Can Fashion Education Influence Sustainable Practices in Design?
Words by Elvis Kachi
The fashion industry is one of the world’s biggest pollutants. From its use of non-biodegradable materials, such as polyester, to its knack for overproduction and underconsumption, fashion remains a danger to the environment. However, one of the most effective ways to curb this threat is through education.
“We’ve been having these conversations for many years now, and people continue to say that they do not understand because of how vast it is,” says Frederica Brooksworth, an academic and founder of the fast-rising fashion education platform, Council for International African Fashion Education (CIAFE). “I think it’s important for the fashion education system to teach people what sustainable fashion is because fashion is often seen as the gateway into the industry.”
Every other day, informal and formal fashion houses are established in Nigeria, each recording a decent number of interested students. South Africa has more than 20 recognized fashion schools, while countries such as Ghana, Senegal and Kenya record more than 10 registered schools, some offering interested applicants the chance to pursue a Masters or PhD degree in a fashion-related field. This means that interest in learning about fashion is blooming and there is an opportunity to influence students to make them more conscious of sustainability. Educators can review curriculums, organize school trips and provide practical experience to ensure that fashion education comprehensively covers the topic.
“[All of this] starts from education. That’s the most important thing because without understanding what it truly means, how can we have these conversations?” Brooksworth tells The Folklore Edit. “If we have more people trained in this area, then many more people would be able to live with a good overall understanding and more productive conversations would be had.”
However, those in the education system must realize that this conversation goes beyond interest on their end and should include students. If students’ interests in sustainability and climate change are not piqued, overhauling curriculums will be in vain. “For our cohorts, beyond just the sustainability practices and classes that were taught, we ensured that there was a prize for the most sustainable brands,” says Rhoda Aguonigho
Aguonigho is the founder of Lhaude Fashion Network, a fashion organization that creates opportunities for creatives and fashion start-ups to grow and thrive. Through its incubator program, LEAP Project, Lhaude takes cohorts through an intensive three-month training on mentorship, business development and other skills. They’ve had more than 70 young people complete the program and have recorded over 1,500 applicants since launching in 2019.
Oratile Sukazi is a second-year Fashion Design student at the South Africa-based Stadio School of Fashion. She suggests to The Folklore Edit that one of the best ways to get her and her colleagues interested in learning about sustainability can be by exposing them to content that centers eco-friendly practices. “Whether it’s introducing us to designers pushing the sustainability agenda or teaching us sustainable production methods, I think that can make us more environmentally friendly,” she says. “But also, this can help designers think of creative and innovative ways of producing garments and designs,” she adds.
Moses Agosu, founder and creative director of Nigeria-based fashion label, MAK Africa, withstood competition from 1,000 applicants to take home a grant from Lhaude Fashion Network’s LEAP Project.

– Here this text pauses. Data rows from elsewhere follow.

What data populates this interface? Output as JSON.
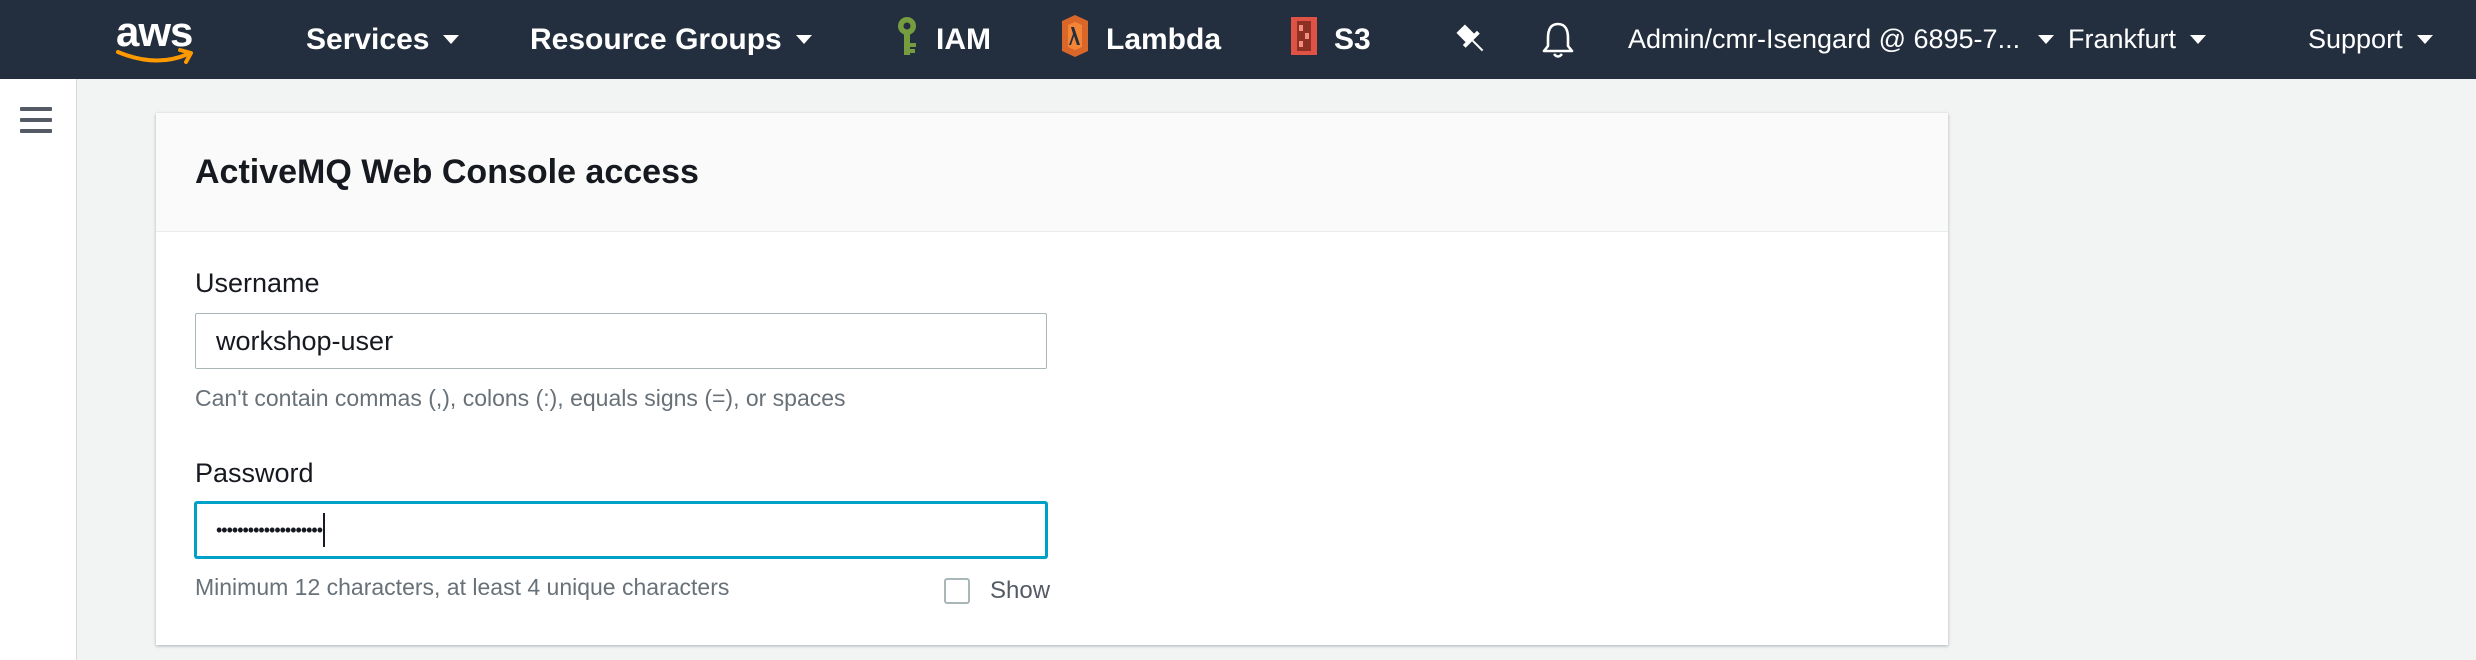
{
  "nav": {
    "brand": "aws",
    "services_label": "Services",
    "resource_groups_label": "Resource Groups",
    "pinned": [
      {
        "label": "IAM",
        "icon": "iam-icon",
        "color": "#759c3e"
      },
      {
        "label": "Lambda",
        "icon": "lambda-icon",
        "color": "#d9672a"
      },
      {
        "label": "S3",
        "icon": "s3-icon",
        "color": "#e05243"
      }
    ],
    "account_label": "Admin/cmr-Isengard @ 6895-7...",
    "region_label": "Frankfurt",
    "support_label": "Support"
  },
  "panel": {
    "title": "ActiveMQ Web Console access",
    "username": {
      "label": "Username",
      "value": "workshop-user",
      "hint": "Can't contain commas (,), colons (:), equals signs (=), or spaces"
    },
    "password": {
      "label": "Password",
      "value": "••••••••••••••••••••",
      "hint": "Minimum 12 characters, at least 4 unique characters",
      "show_label": "Show"
    }
  },
  "colors": {
    "nav_bg": "#232f3e",
    "focus": "#00a1c9",
    "aws_orange": "#ff9900"
  }
}
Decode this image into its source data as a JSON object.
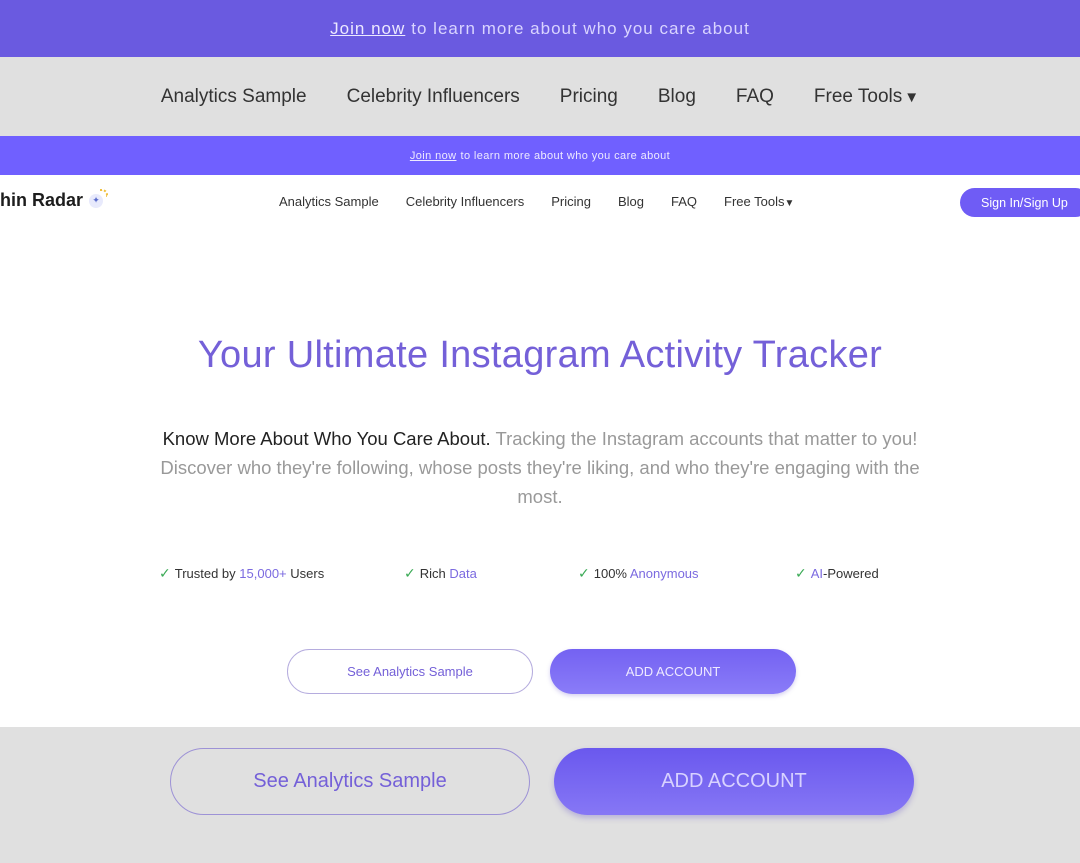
{
  "banner": {
    "link": "Join now",
    "text": "to learn more about who you care about"
  },
  "nav": {
    "items": [
      "Analytics Sample",
      "Celebrity Influencers",
      "Pricing",
      "Blog",
      "FAQ",
      "Free Tools"
    ],
    "caret": "▼"
  },
  "logo": {
    "text": "hin Radar",
    "icon": "radar-logo-icon"
  },
  "signin": "Sign In/Sign Up",
  "hero": {
    "title": "Your Ultimate Instagram Activity Tracker",
    "lead": "Know More About Who You Care About.",
    "desc": "Tracking the Instagram accounts that matter to you! Discover who they're following, whose posts they're liking, and who they're engaging with the most."
  },
  "features": [
    {
      "pre": "Trusted by ",
      "hl": "15,000+",
      "post": " Users"
    },
    {
      "pre": "Rich ",
      "hl": "Data",
      "post": ""
    },
    {
      "pre": "100% ",
      "hl": "Anonymous",
      "post": ""
    },
    {
      "pre": "",
      "hl": "AI",
      "post": "-Powered"
    }
  ],
  "check_icon": "✓",
  "buttons": {
    "analytics": "See Analytics Sample",
    "add": "ADD ACCOUNT"
  },
  "colors": {
    "accent": "#7460d8",
    "banner": "#6a5ae0",
    "check": "#3aaa55"
  }
}
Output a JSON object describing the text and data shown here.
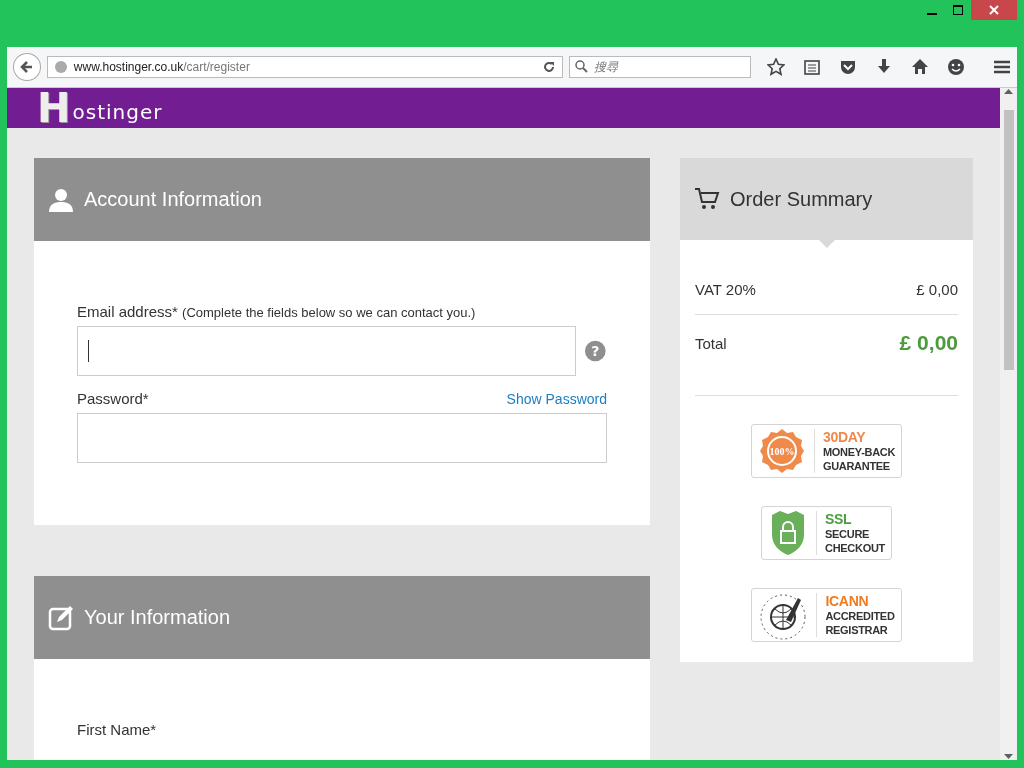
{
  "browser": {
    "url_host": "www.hostinger.co.uk",
    "url_path": "/cart/register",
    "search": {
      "placeholder": "搜尋"
    }
  },
  "site": {
    "logo_initial": "H",
    "logo_rest": "ostinger"
  },
  "account": {
    "title": "Account Information",
    "email": {
      "label": "Email address*",
      "hint": "(Complete the fields below so we can contact you.)",
      "focused": true,
      "help": "?"
    },
    "password": {
      "label": "Password*",
      "link": "Show Password"
    }
  },
  "your_info": {
    "title": "Your Information",
    "first_name": {
      "label": "First Name*"
    }
  },
  "order_summary": {
    "title": "Order Summary",
    "rows": [
      {
        "kind": "line",
        "label": "VAT 20%",
        "value": "£ 0,00"
      },
      {
        "kind": "total",
        "label": "Total",
        "value": "£ 0,00"
      }
    ],
    "badges": [
      {
        "kind": "guarantee",
        "seal": "100%",
        "lines": [
          "30DAY",
          "MONEY-BACK",
          "GUARANTEE"
        ]
      },
      {
        "kind": "ssl",
        "lines": [
          "SSL",
          "SECURE",
          "CHECKOUT"
        ]
      },
      {
        "kind": "icann",
        "lines": [
          "ICANN",
          "ACCREDITED",
          "REGISTRAR"
        ]
      }
    ]
  }
}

He completed the project’s intensive incubator program and learned about sustainability across all areas, including production, consumption, and upscaling. Agosu suggests giving people access to in-depth knowledge about the industry will help them make well-informed decisions. “Schools can give the students something to see, learn, and self-reflect on. Even mini consultations for the students can help them build brands that have structures and apply the principles of sustainability,” he says.
Brooksworth also shares this view. “The curriculum helps to inform and change people’s mindset. Also, giving out resources and training. These are some of the fundamental things.” She adds that as much as fashion students need to learn and take up tasks regarding sustainability, educators also have a role to play. “We need to be able to train our educators to provide the students with fundamental knowledge. I’d say that educating the educators definitely helps.”
Although fashion schools offer courses such as photography, styling, product designing and art directing, experts argue that the push for conversations about sustainability falls largely on fashion design students and fashion journalists. “I think [fashion journalists] have the biggest role to play,” Brooksworth says. “We consume and get our information from the media since they push a narrative. Bear in mind that before the media got involved in sustainability, people have been doing it for a long time, but it became more mainstream when the media picked it up.”
For Aguonigho, conversations about sustainability involve designers, journalists and everyday consumers but she suggests that fashion journalists might have the most influence. “We need the fashion journalists and media to increase the ‘noise’ on the importance of sustainability, especially to the general mass. It needs to be in the media, our papers and social media.”